I had a nice chat with the CU manager who says the block on GB/UK has been in place for the whole 5 years she has worked there after an event some time in the past where there was an unusually large spate of fraudulent transactions generated from UK. She then said she would unblock my card for the time I was in UK, but then block it again for protection while I was in Wales. :-( Short geography lesson ensued and now card will be unblocked for the entire time I am traveling as it is all in GB/UK. She did tell me the CU day runs from 3PM to 3PM Pacific time and raised my withdrawal limit. I also did notification on 2 other debit cards (a local bank and Edward Jones) and discussed whether they had blocks on any countries and both said no. I know 3 cards are too many and I don't really need them all, but will probably take them and keep them safe in the money belt. I had also forgotten until I called that the Edward Jones debit card says they do not charge any fee for foreign ATM withdrawals, so I will use it at least once to see if that is actually correct. The CU does charge 1% (which was noted on my account after withdrawals in Italy in May). Again, many thanks for all of the responses. I appreciate it greatly.
Thanks Pam for following up here to let us know what you found out. Good information here, especially what they consider a 'day' and how it can affect your daily withdrawal amount. I never thought to ask about that. Another reason to visit your institution if at all possible and talk to an individual regarding their specific info, banks and cu's do vary. Have a great trip.
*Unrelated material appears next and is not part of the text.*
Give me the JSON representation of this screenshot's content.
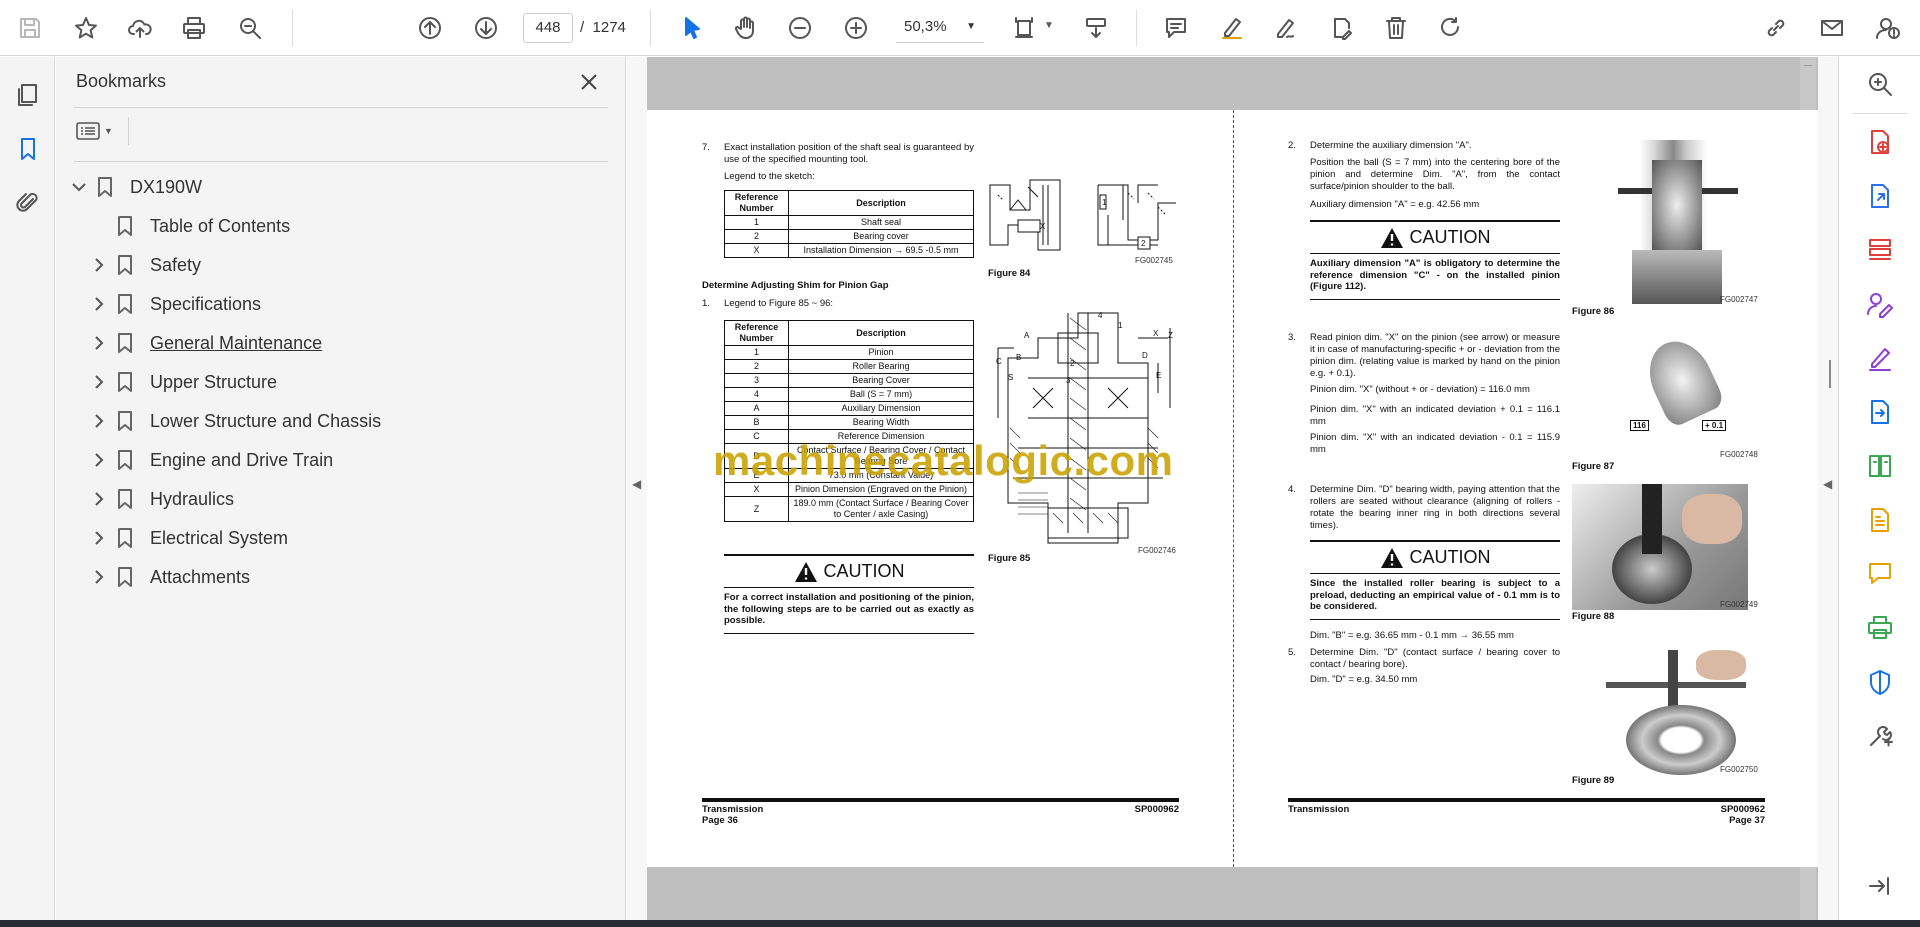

Thanks, Nancy. Yes, my assumption (very wrong and I know I should not assume) was midnight to midnight which it is on the bank debit but forgot to ask on the EJ debit.
Nothing wrong with three. We take three credit cards and two debit. We also use both debit card within the first couple of days just to make sure that both are working. Actually four debit cards on two different accounts. In all of our years of travel we have never had to go to the back up plan. Knock on wood !!
Interesting discussion. In many years of foreign travel I had never had a problem with my CC until last year when my Mastercard was refused in Barcelona, after I had had no problem earlier in the day. I called Mastercard and they said it had been blocked in Spain, they had no record of the attempt to use it. They knew that the Spanish banking system sometiomes gave them problems, but could not say why. I had used my Visa and had no problem with it. Spain was having monetory problems at teh time and I do not know if that was the problem, though you would thing spending foreign excahnge in their country would help, not hinder their problems.